Interface dataset entries

####################

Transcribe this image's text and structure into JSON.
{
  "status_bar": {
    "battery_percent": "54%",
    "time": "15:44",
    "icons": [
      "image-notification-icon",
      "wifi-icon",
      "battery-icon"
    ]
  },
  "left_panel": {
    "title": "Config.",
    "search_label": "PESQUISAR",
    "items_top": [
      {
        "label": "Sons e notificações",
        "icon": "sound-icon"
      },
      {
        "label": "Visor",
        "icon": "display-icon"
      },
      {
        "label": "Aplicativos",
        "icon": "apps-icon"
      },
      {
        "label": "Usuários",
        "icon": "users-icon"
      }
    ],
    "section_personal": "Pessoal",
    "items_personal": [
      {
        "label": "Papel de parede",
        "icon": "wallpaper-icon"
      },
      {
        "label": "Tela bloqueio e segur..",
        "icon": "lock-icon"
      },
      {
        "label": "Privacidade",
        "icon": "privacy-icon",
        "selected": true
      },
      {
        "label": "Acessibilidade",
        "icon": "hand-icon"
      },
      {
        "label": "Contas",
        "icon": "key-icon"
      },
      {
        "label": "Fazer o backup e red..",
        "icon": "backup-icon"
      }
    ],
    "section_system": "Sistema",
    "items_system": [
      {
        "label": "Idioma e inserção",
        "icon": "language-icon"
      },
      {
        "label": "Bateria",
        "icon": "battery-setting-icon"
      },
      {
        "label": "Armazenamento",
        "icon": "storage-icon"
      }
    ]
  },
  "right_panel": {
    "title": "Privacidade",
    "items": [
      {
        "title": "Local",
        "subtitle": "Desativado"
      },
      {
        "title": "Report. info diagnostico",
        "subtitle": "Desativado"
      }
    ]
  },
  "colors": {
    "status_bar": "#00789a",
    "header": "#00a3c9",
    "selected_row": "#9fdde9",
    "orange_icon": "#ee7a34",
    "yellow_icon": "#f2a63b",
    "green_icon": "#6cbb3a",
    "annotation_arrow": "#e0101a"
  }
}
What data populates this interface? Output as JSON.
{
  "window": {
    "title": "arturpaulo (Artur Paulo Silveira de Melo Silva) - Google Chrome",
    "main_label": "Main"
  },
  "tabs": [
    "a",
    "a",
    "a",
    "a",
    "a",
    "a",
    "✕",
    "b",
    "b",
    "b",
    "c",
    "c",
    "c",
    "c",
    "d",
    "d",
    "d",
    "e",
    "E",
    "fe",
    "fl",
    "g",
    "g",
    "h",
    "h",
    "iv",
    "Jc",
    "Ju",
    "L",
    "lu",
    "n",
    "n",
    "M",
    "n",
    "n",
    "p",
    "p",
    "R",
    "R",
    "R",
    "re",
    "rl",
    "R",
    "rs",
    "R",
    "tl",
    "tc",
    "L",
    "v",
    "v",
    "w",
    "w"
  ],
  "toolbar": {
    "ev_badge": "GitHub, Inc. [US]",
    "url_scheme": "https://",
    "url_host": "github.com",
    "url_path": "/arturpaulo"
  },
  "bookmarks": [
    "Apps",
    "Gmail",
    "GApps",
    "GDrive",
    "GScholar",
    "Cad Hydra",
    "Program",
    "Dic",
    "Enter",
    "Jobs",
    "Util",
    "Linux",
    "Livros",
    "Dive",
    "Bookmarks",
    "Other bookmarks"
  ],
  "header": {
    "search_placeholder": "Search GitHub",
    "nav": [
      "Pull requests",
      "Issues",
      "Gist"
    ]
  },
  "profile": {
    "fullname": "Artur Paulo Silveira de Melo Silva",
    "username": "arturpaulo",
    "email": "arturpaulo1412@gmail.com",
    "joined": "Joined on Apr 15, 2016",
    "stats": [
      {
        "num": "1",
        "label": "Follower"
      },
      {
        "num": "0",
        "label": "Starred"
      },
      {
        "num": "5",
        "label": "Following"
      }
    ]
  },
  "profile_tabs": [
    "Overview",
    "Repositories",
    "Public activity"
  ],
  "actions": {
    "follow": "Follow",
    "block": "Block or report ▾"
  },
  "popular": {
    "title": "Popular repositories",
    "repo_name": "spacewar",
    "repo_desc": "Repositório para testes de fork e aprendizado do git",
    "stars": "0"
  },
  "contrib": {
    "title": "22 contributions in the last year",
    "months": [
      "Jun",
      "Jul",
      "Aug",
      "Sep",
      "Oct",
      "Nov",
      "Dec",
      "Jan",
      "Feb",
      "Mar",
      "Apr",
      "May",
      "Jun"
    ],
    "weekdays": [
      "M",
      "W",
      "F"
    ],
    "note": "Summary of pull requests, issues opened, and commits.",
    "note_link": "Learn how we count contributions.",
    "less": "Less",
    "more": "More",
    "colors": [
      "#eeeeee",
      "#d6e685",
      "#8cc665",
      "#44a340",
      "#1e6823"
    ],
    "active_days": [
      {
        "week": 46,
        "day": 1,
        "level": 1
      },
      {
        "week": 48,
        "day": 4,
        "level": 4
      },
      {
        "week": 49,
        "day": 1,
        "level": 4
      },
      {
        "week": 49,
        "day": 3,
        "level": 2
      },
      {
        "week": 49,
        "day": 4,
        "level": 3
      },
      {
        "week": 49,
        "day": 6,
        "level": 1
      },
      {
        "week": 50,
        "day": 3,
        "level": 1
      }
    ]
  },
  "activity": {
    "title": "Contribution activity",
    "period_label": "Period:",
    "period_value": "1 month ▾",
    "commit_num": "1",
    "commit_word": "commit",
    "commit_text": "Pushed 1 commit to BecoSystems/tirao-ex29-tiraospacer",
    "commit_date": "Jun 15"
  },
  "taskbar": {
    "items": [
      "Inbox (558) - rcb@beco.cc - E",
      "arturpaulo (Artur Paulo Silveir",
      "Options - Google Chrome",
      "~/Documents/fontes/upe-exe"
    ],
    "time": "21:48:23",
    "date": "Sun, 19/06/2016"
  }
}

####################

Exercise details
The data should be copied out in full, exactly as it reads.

Problem solution
Transcribe this image's text and structure into JSON.
{
  "status_bar": {
    "battery_percent": "54%",
    "time": "15:44",
    "icons": [
      "image-notification-icon",
      "wifi-icon",
      "battery-icon"
    ]
  },
  "left_panel": {
    "title": "Config.",
    "search_label": "PESQUISAR",
    "items_top": [
      {
        "label": "Sons e notificações",
        "icon": "sound-icon"
      },
      {
        "label": "Visor",
        "icon": "display-icon"
      },
      {
        "label": "Aplicativos",
        "icon": "apps-icon"
      },
      {
        "label": "Usuários",
        "icon": "users-icon"
      }
    ],
    "section_personal": "Pessoal",
    "items_personal": [
      {
        "label": "Papel de parede",
        "icon": "wallpaper-icon"
      },
      {
        "label": "Tela bloqueio e segur..",
        "icon": "lock-icon"
      },
      {
        "label": "Privacidade",
        "icon": "privacy-icon",
        "selected": true
      },
      {
        "label": "Acessibilidade",
        "icon": "hand-icon"
      },
      {
        "label": "Contas",
        "icon": "key-icon"
      },
      {
        "label": "Fazer o backup e red..",
        "icon": "backup-icon"
      }
    ],
    "section_system": "Sistema",
    "items_system": [
      {
        "label": "Idioma e inserção",
        "icon": "language-icon"
      },
      {
        "label": "Bateria",
        "icon": "battery-setting-icon"
      },
      {
        "label": "Armazenamento",
        "icon": "storage-icon"
      }
    ]
  },
  "right_panel": {
    "title": "Privacidade",
    "items": [
      {
        "title": "Local",
        "subtitle": "Desativado"
      },
      {
        "title": "Report. info diagnostico",
        "subtitle": "Desativado"
      }
    ]
  },
  "colors": {
    "status_bar": "#00789a",
    "header": "#00a3c9",
    "selected_row": "#9fdde9",
    "orange_icon": "#ee7a34",
    "yellow_icon": "#f2a63b",
    "green_icon": "#6cbb3a",
    "annotation_arrow": "#e0101a"
  }
}
What data populates this interface? Output as JSON.
{
  "window": {
    "title": "arturpaulo (Artur Paulo Silveira de Melo Silva) - Google Chrome",
    "main_label": "Main"
  },
  "tabs": [
    "a",
    "a",
    "a",
    "a",
    "a",
    "a",
    "✕",
    "b",
    "b",
    "b",
    "c",
    "c",
    "c",
    "c",
    "d",
    "d",
    "d",
    "e",
    "E",
    "fe",
    "fl",
    "g",
    "g",
    "h",
    "h",
    "iv",
    "Jc",
    "Ju",
    "L",
    "lu",
    "n",
    "n",
    "M",
    "n",
    "n",
    "p",
    "p",
    "R",
    "R",
    "R",
    "re",
    "rl",
    "R",
    "rs",
    "R",
    "tl",
    "tc",
    "L",
    "v",
    "v",
    "w",
    "w"
  ],
  "toolbar": {
    "ev_badge": "GitHub, Inc. [US]",
    "url_scheme": "https://",
    "url_host": "github.com",
    "url_path": "/arturpaulo"
  },
  "bookmarks": [
    "Apps",
    "Gmail",
    "GApps",
    "GDrive",
    "GScholar",
    "Cad Hydra",
    "Program",
    "Dic",
    "Enter",
    "Jobs",
    "Util",
    "Linux",
    "Livros",
    "Dive",
    "Bookmarks",
    "Other bookmarks"
  ],
  "header": {
    "search_placeholder": "Search GitHub",
    "nav": [
      "Pull requests",
      "Issues",
      "Gist"
    ]
  },
  "profile": {
    "fullname": "Artur Paulo Silveira de Melo Silva",
    "username": "arturpaulo",
    "email": "arturpaulo1412@gmail.com",
    "joined": "Joined on Apr 15, 2016",
    "stats": [
      {
        "num": "1",
        "label": "Follower"
      },
      {
        "num": "0",
        "label": "Starred"
      },
      {
        "num": "5",
        "label": "Following"
      }
    ]
  },
  "profile_tabs": [
    "Overview",
    "Repositories",
    "Public activity"
  ],
  "actions": {
    "follow": "Follow",
    "block": "Block or report ▾"
  },
  "popular": {
    "title": "Popular repositories",
    "repo_name": "spacewar",
    "repo_desc": "Repositório para testes de fork e aprendizado do git",
    "stars": "0"
  },
  "contrib": {
    "title": "22 contributions in the last year",
    "months": [
      "Jun",
      "Jul",
      "Aug",
      "Sep",
      "Oct",
      "Nov",
      "Dec",
      "Jan",
      "Feb",
      "Mar",
      "Apr",
      "May",
      "Jun"
    ],
    "weekdays": [
      "M",
      "W",
      "F"
    ],
    "note": "Summary of pull requests, issues opened, and commits.",
    "note_link": "Learn how we count contributions.",
    "less": "Less",
    "more": "More",
    "colors": [
      "#eeeeee",
      "#d6e685",
      "#8cc665",
      "#44a340",
      "#1e6823"
    ],
    "active_days": [
      {
        "week": 46,
        "day": 1,
        "level": 1
      },
      {
        "week": 48,
        "day": 4,
        "level": 4
      },
      {
        "week": 49,
        "day": 1,
        "level": 4
      },
      {
        "week": 49,
        "day": 3,
        "level": 2
      },
      {
        "week": 49,
        "day": 4,
        "level": 3
      },
      {
        "week": 49,
        "day": 6,
        "level": 1
      },
      {
        "week": 50,
        "day": 3,
        "level": 1
      }
    ]
  },
  "activity": {
    "title": "Contribution activity",
    "period_label": "Period:",
    "period_value": "1 month ▾",
    "commit_num": "1",
    "commit_word": "commit",
    "commit_text": "Pushed 1 commit to BecoSystems/tirao-ex29-tiraospacer",
    "commit_date": "Jun 15"
  },
  "taskbar": {
    "items": [
      "Inbox (558) - rcb@beco.cc - E",
      "arturpaulo (Artur Paulo Silveir",
      "Options - Google Chrome",
      "~/Documents/fontes/upe-exe"
    ],
    "time": "21:48:23",
    "date": "Sun, 19/06/2016"
  }
}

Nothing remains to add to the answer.